When asked about how accessible projects like this are to her school, Kirsti said, ‘We can’t afford to pay for text books at the moment so there’s definitely no money for workshops like this and without help from arts organisations to subsidise them, they just will not happen.’ It’s clear that many teachers are frustrated by the lack of opportunity made available to their students because of financial restraints and without the perseverance and passion of teachers like Kirsti, who at times find themselves having to delve into their own pockets to ensure that their students have access to quality experiences, there could be a huge percentage of the next generation who have had little to no contact with the arts in any capacity outside of the classroom. A sad prospect when we know that projects in which young people are given the chance to engage with professional dancers or actors and professional venues are integral to raising aspirations and showing just how viable a career in the arts can be. As Kirsti pointed out ‘working with a professional dancer proves to them that if they have passion for the arts and work hard to achieve their goals, they can work in the industry too.’ And what an incredible piece of knowledge that is to pass on.
These workshops culminate on Friday 12th May at 19:30 at Warwick Arts Centre where you can see the students perform their routine on the main theatre stage in full make-up and costume (fabulous gold leggings ahoy!) and if the lovely sparkle in their eyes when they talk about stepping on stage is anything to go by, you’re in for a treat.
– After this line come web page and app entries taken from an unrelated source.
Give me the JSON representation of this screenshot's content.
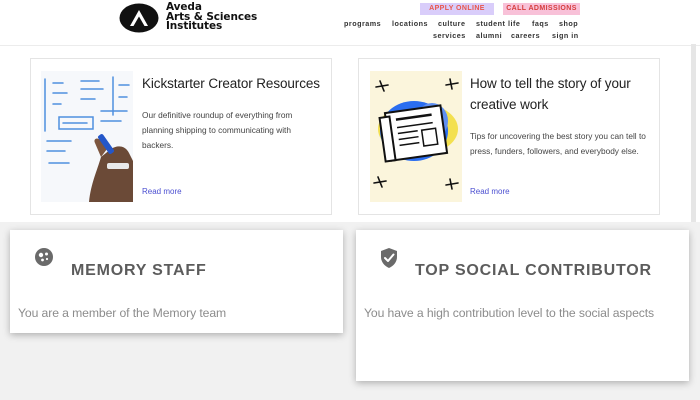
{
  "header": {
    "logo_icon": "triangle-a-logo-icon",
    "brand_lines": [
      "Aveda",
      "Arts & Sciences",
      "Institutes"
    ],
    "apply_label": "APPLY ONLINE",
    "call_label": "CALL ADMISSIONS",
    "nav_row1": [
      "programs",
      "locations",
      "culture",
      "student life",
      "faqs",
      "shop"
    ],
    "nav_row2": [
      "services",
      "alumni",
      "careers",
      "sign in"
    ]
  },
  "cards": [
    {
      "title": "Kickstarter Creator Resources",
      "description": "Our definitive roundup of everything from planning shipping to communicating with backers.",
      "read_more": "Read more",
      "image_icon": "whiteboard-drawing-icon"
    },
    {
      "title": "How to tell the story of your creative work",
      "description": "Tips for uncovering the best story you can tell to press, funders, followers, and everybody else.",
      "read_more": "Read more",
      "image_icon": "newspaper-illustration-icon"
    }
  ],
  "badges": [
    {
      "icon": "memory-badge-icon",
      "title": "MEMORY STAFF",
      "description": "You are a member of the Memory team"
    },
    {
      "icon": "shield-check-icon",
      "title": "TOP SOCIAL CONTRIBUTOR",
      "description": "You have a high contribution level to the social aspects"
    }
  ],
  "colors": {
    "apply_bg": "#d9cdfa",
    "call_bg": "#f8c1d8",
    "link": "#4b4fd1",
    "badge_title": "#5c5c5c"
  }
}
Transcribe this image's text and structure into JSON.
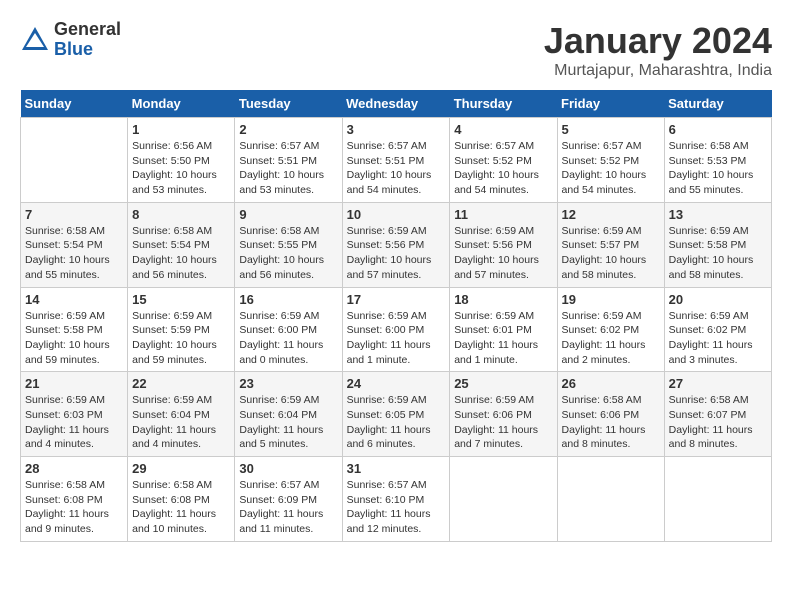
{
  "logo": {
    "general": "General",
    "blue": "Blue"
  },
  "title": "January 2024",
  "subtitle": "Murtajapur, Maharashtra, India",
  "weekdays": [
    "Sunday",
    "Monday",
    "Tuesday",
    "Wednesday",
    "Thursday",
    "Friday",
    "Saturday"
  ],
  "weeks": [
    [
      {
        "day": "",
        "info": ""
      },
      {
        "day": "1",
        "info": "Sunrise: 6:56 AM\nSunset: 5:50 PM\nDaylight: 10 hours\nand 53 minutes."
      },
      {
        "day": "2",
        "info": "Sunrise: 6:57 AM\nSunset: 5:51 PM\nDaylight: 10 hours\nand 53 minutes."
      },
      {
        "day": "3",
        "info": "Sunrise: 6:57 AM\nSunset: 5:51 PM\nDaylight: 10 hours\nand 54 minutes."
      },
      {
        "day": "4",
        "info": "Sunrise: 6:57 AM\nSunset: 5:52 PM\nDaylight: 10 hours\nand 54 minutes."
      },
      {
        "day": "5",
        "info": "Sunrise: 6:57 AM\nSunset: 5:52 PM\nDaylight: 10 hours\nand 54 minutes."
      },
      {
        "day": "6",
        "info": "Sunrise: 6:58 AM\nSunset: 5:53 PM\nDaylight: 10 hours\nand 55 minutes."
      }
    ],
    [
      {
        "day": "7",
        "info": "Sunrise: 6:58 AM\nSunset: 5:54 PM\nDaylight: 10 hours\nand 55 minutes."
      },
      {
        "day": "8",
        "info": "Sunrise: 6:58 AM\nSunset: 5:54 PM\nDaylight: 10 hours\nand 56 minutes."
      },
      {
        "day": "9",
        "info": "Sunrise: 6:58 AM\nSunset: 5:55 PM\nDaylight: 10 hours\nand 56 minutes."
      },
      {
        "day": "10",
        "info": "Sunrise: 6:59 AM\nSunset: 5:56 PM\nDaylight: 10 hours\nand 57 minutes."
      },
      {
        "day": "11",
        "info": "Sunrise: 6:59 AM\nSunset: 5:56 PM\nDaylight: 10 hours\nand 57 minutes."
      },
      {
        "day": "12",
        "info": "Sunrise: 6:59 AM\nSunset: 5:57 PM\nDaylight: 10 hours\nand 58 minutes."
      },
      {
        "day": "13",
        "info": "Sunrise: 6:59 AM\nSunset: 5:58 PM\nDaylight: 10 hours\nand 58 minutes."
      }
    ],
    [
      {
        "day": "14",
        "info": "Sunrise: 6:59 AM\nSunset: 5:58 PM\nDaylight: 10 hours\nand 59 minutes."
      },
      {
        "day": "15",
        "info": "Sunrise: 6:59 AM\nSunset: 5:59 PM\nDaylight: 10 hours\nand 59 minutes."
      },
      {
        "day": "16",
        "info": "Sunrise: 6:59 AM\nSunset: 6:00 PM\nDaylight: 11 hours\nand 0 minutes."
      },
      {
        "day": "17",
        "info": "Sunrise: 6:59 AM\nSunset: 6:00 PM\nDaylight: 11 hours\nand 1 minute."
      },
      {
        "day": "18",
        "info": "Sunrise: 6:59 AM\nSunset: 6:01 PM\nDaylight: 11 hours\nand 1 minute."
      },
      {
        "day": "19",
        "info": "Sunrise: 6:59 AM\nSunset: 6:02 PM\nDaylight: 11 hours\nand 2 minutes."
      },
      {
        "day": "20",
        "info": "Sunrise: 6:59 AM\nSunset: 6:02 PM\nDaylight: 11 hours\nand 3 minutes."
      }
    ],
    [
      {
        "day": "21",
        "info": "Sunrise: 6:59 AM\nSunset: 6:03 PM\nDaylight: 11 hours\nand 4 minutes."
      },
      {
        "day": "22",
        "info": "Sunrise: 6:59 AM\nSunset: 6:04 PM\nDaylight: 11 hours\nand 4 minutes."
      },
      {
        "day": "23",
        "info": "Sunrise: 6:59 AM\nSunset: 6:04 PM\nDaylight: 11 hours\nand 5 minutes."
      },
      {
        "day": "24",
        "info": "Sunrise: 6:59 AM\nSunset: 6:05 PM\nDaylight: 11 hours\nand 6 minutes."
      },
      {
        "day": "25",
        "info": "Sunrise: 6:59 AM\nSunset: 6:06 PM\nDaylight: 11 hours\nand 7 minutes."
      },
      {
        "day": "26",
        "info": "Sunrise: 6:58 AM\nSunset: 6:06 PM\nDaylight: 11 hours\nand 8 minutes."
      },
      {
        "day": "27",
        "info": "Sunrise: 6:58 AM\nSunset: 6:07 PM\nDaylight: 11 hours\nand 8 minutes."
      }
    ],
    [
      {
        "day": "28",
        "info": "Sunrise: 6:58 AM\nSunset: 6:08 PM\nDaylight: 11 hours\nand 9 minutes."
      },
      {
        "day": "29",
        "info": "Sunrise: 6:58 AM\nSunset: 6:08 PM\nDaylight: 11 hours\nand 10 minutes."
      },
      {
        "day": "30",
        "info": "Sunrise: 6:57 AM\nSunset: 6:09 PM\nDaylight: 11 hours\nand 11 minutes."
      },
      {
        "day": "31",
        "info": "Sunrise: 6:57 AM\nSunset: 6:10 PM\nDaylight: 11 hours\nand 12 minutes."
      },
      {
        "day": "",
        "info": ""
      },
      {
        "day": "",
        "info": ""
      },
      {
        "day": "",
        "info": ""
      }
    ]
  ]
}
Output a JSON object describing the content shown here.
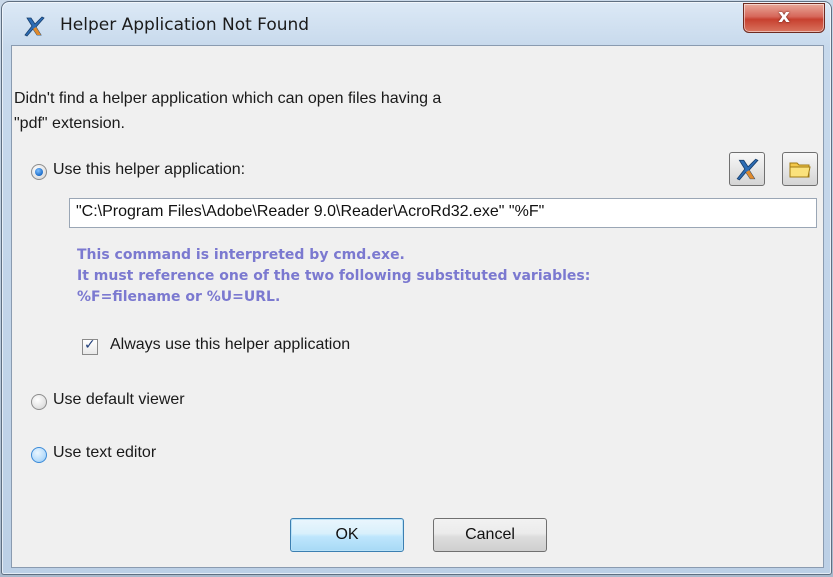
{
  "window": {
    "title": "Helper Application Not Found",
    "close_label": "x"
  },
  "message": {
    "line1": "Didn't find a helper application which can open files having a",
    "line2": "\"pdf\" extension."
  },
  "options": {
    "helper_app_label": "Use this helper application:",
    "default_viewer_label": "Use default viewer",
    "text_editor_label": "Use text editor",
    "selected": "helper_app"
  },
  "command": {
    "value": "\"C:\\Program Files\\Adobe\\Reader 9.0\\Reader\\AcroRd32.exe\" \"%F\""
  },
  "hint": {
    "line1": "This command is interpreted by cmd.exe.",
    "line2": "It must reference one of the two following substituted variables:",
    "line3": "%F=filename or %U=URL."
  },
  "always_use": {
    "label": "Always use this helper application",
    "checked": true
  },
  "buttons": {
    "ok_label": "OK",
    "cancel_label": "Cancel"
  },
  "icons": {
    "app": "app-logo-icon",
    "tool_app": "app-logo-icon",
    "folder": "folder-icon"
  },
  "colors": {
    "hint_text": "#7b79d0",
    "close_button": "#c7402f",
    "default_button": "#3c7fb1"
  }
}
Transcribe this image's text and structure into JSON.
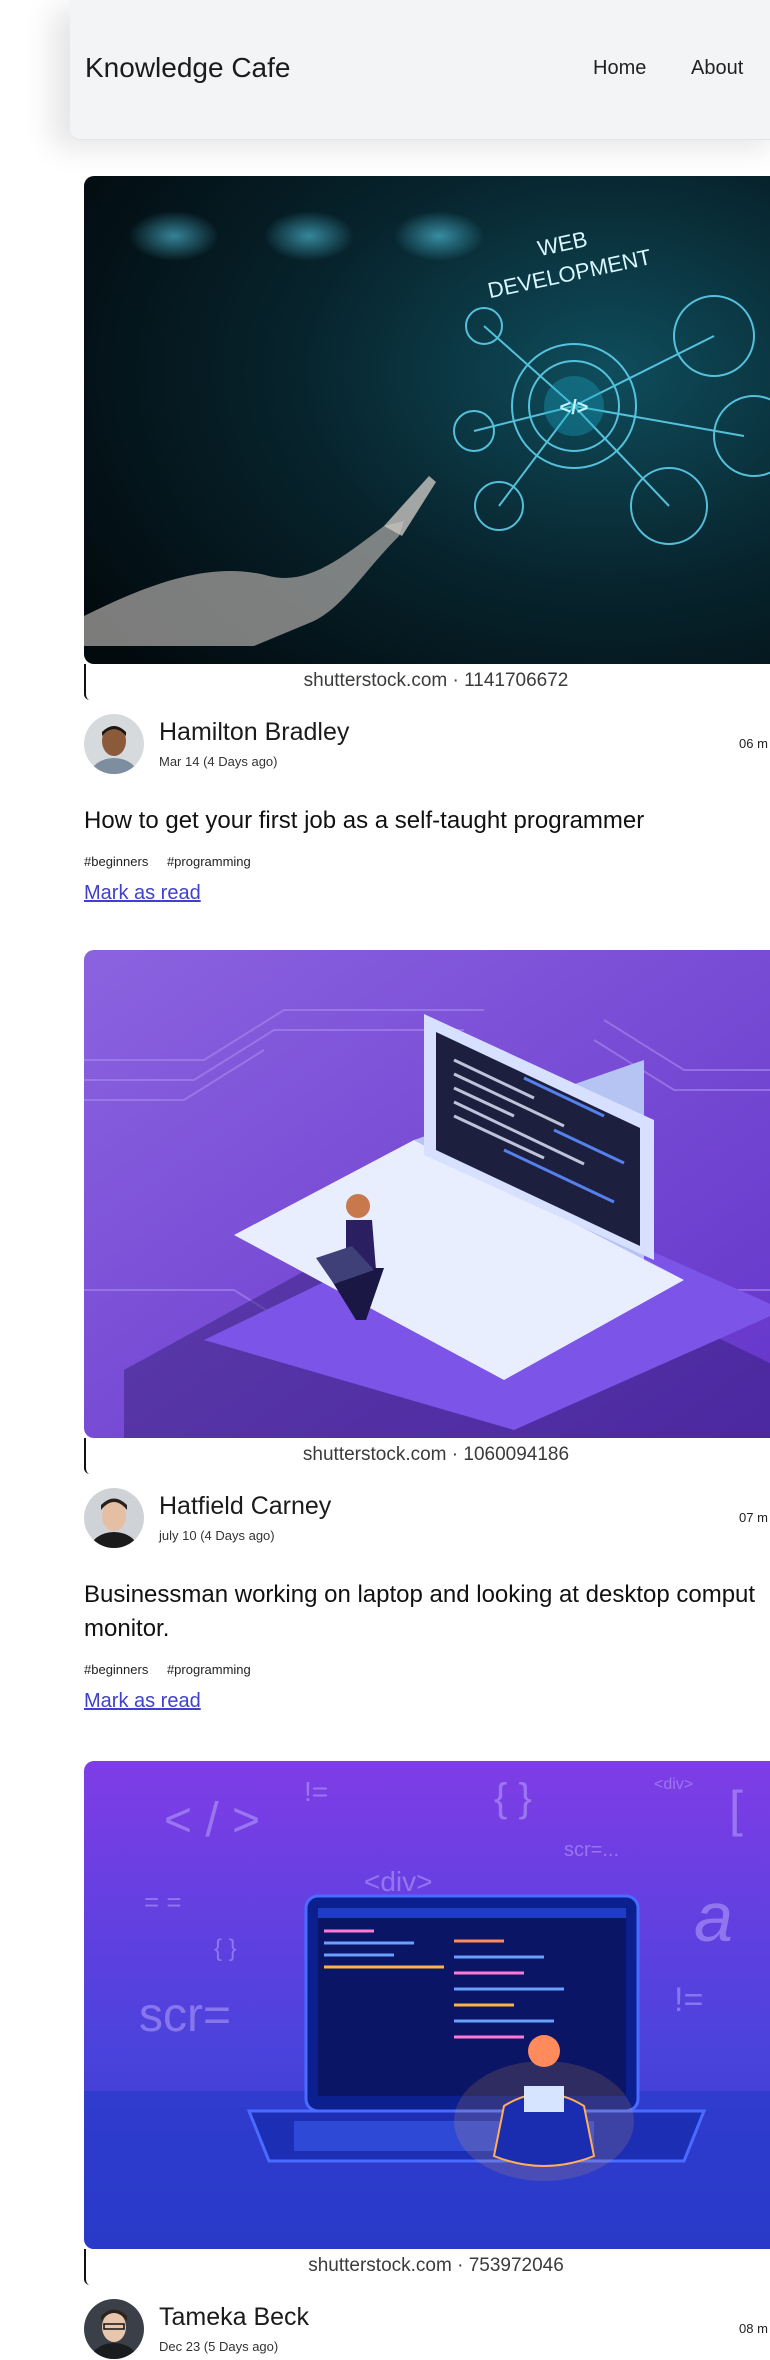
{
  "nav": {
    "brand": "Knowledge Cafe",
    "links": [
      "Home",
      "About"
    ]
  },
  "posts": [
    {
      "image_caption": "shutterstock.com · 1141706672",
      "image_text": [
        "WEB",
        "DEVELOPMENT"
      ],
      "author": "Hamilton Bradley",
      "date": "Mar 14 (4 Days ago)",
      "read_time": "06 m",
      "title": "How to get your first job as a self-taught programmer",
      "tags": [
        "#beginners",
        "#programming"
      ],
      "mark_label": "Mark as read"
    },
    {
      "image_caption": "shutterstock.com · 1060094186",
      "author": "Hatfield Carney",
      "date": "july 10 (4 Days ago)",
      "read_time": "07 m",
      "title": "Businessman working on laptop and looking at desktop comput",
      "title_line2": "monitor.",
      "tags": [
        "#beginners",
        "#programming"
      ],
      "mark_label": "Mark as read"
    },
    {
      "image_caption": "shutterstock.com · 753972046",
      "image_text": [
        "< / >",
        "!=",
        "{ }",
        "<div>",
        "scr=...",
        "= =",
        "{ }",
        "<div>",
        "scr=",
        "!=",
        "[",
        "a"
      ],
      "author": "Tameka Beck",
      "date": "Dec 23 (5 Days ago)",
      "read_time": "08 m"
    }
  ]
}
They will arrive on Friday afternoon where they will be welcomed as members of Rosie Kay Dance Company and treated as future professional dancers. They will be shown to the dressing rooms and then move quickly into a class with the MK ULTRA company. Directly after this they go into a technical rehearsal, then a dress rehearsal and finally take a quick dinner break before going back in to the theatre to warm up and take to the stage to perform. Phew, what a day! It’s going to be hard but it’s an incredible taster of how a professional company work every day. As Rosie Kay says, ‘if you really truly love it, it drives you and it’s your passion, you will succeed no matter what. It’s a very tough profession – physically, emotionally, financially, but it’s the most rewarding life,’’ and if these students survive this experience unscathed and with a continued passion for dance, then there’s a very good chance that this is the career for them!
Why not get in touch to find out more about the Creative Learning Department and the work we do in schools and the wider community?